Fears Over Swimming Pool Chemicals

Scientists are calling for more research into levels of chemicals in swimming pools after it was found they were significantly higher than in tap water. Earlier studies have suggested the chemicals could harm unborn children, and experts have moved to reassure pregnant women that swimming is safe. The study calls for chlorination levels to be reduced as a precaution. Many antenatal classes involve regular swimming sessions, as this can provide much-needed exercise without overstressing the joints. Chemicals such as chlorine are added to pools in higher concentrations than in tapwater in order to kill off potentially harmful bacteria. A small snapshot survey tested water from eight pools in the London area, and published in the journal Occupational and Environmental Medicine. It found, as expected, that levels of these by-products, called trihalomethanes, was much higher in pool water than in tap water. Dust reaction. They are formed when chlorine comes into contact with "organic material" such as dust, sweat or skin.
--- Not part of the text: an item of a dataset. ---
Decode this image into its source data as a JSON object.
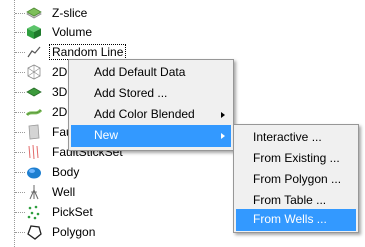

Chloroform, the most common of these trihalomethanes - and classed as a potential cancer-causing agent - was measured at more than 20 times the level found in tapwater. 


Separate studies have also linked trihalomethanes to miscarriage and fetal malformations. The researchers, from Imperial College of Science and Technology in London, said earlier studies suggested that uptake of such chemicals could be as much as 141 times greater in a one hour swim as in a 10 minute shower. Swimmers could be absorbing the chemicals through the skin, inhaling them as they evaporated, or swallowing water. However, the study did not make any direct link between swimming and health problems in either pregnant women or their unborn children. Nevertheless, other experts moved swiftly to reaffirm the safety of swimming.


Ralph Riley, the chairman of the National Pool Water Treatment Advisory Group, said that the chemicals were needed to protect swimmers from infections - and that techniques had been refined over past decades. He said: "The medical benefits of swimming far outweigh any problems caused by chemicals. "I don't think it's healthy at all, what these researchers are doing. "Of course it's to be expected that the levels of these chemicals is higher in pool water than tap water. "All the medical experts who have been looking at this say that these levels are safe."

Belinda Phipps, from the National Childbirth Trust, supported the call for reducing the chlorine content of swimming pool water. "For a vast number of pregnant women in the UK, swimming and aqua exercise programmes are a very enjoyable and beneficial part of their pregnancy. "As such it is critically important to stress that this paper does not attempt to link swimming in indoor pools to miscarriage or birth defects. "It does, however, highlight an area of potential risk to pregnant women and offers a simple solution to limit chemical levels in swimming pool water by reducing the amount of chlorine used - a measure which the NCT would strongly support." She added: "All too often in this kind of situation, it is the mother that is made to feel guilty and change her practices. "The burden of responsibility here lies with appropriate regulatory bodies and not with pregnant women to restrict their habits and lifestyle because of preventable and unnecessary factors such as this."

H Chu and M J Nieuwenhuijsen Occup Environ Med 2002; 59: 243-247
From the BBC News: 4/4/2002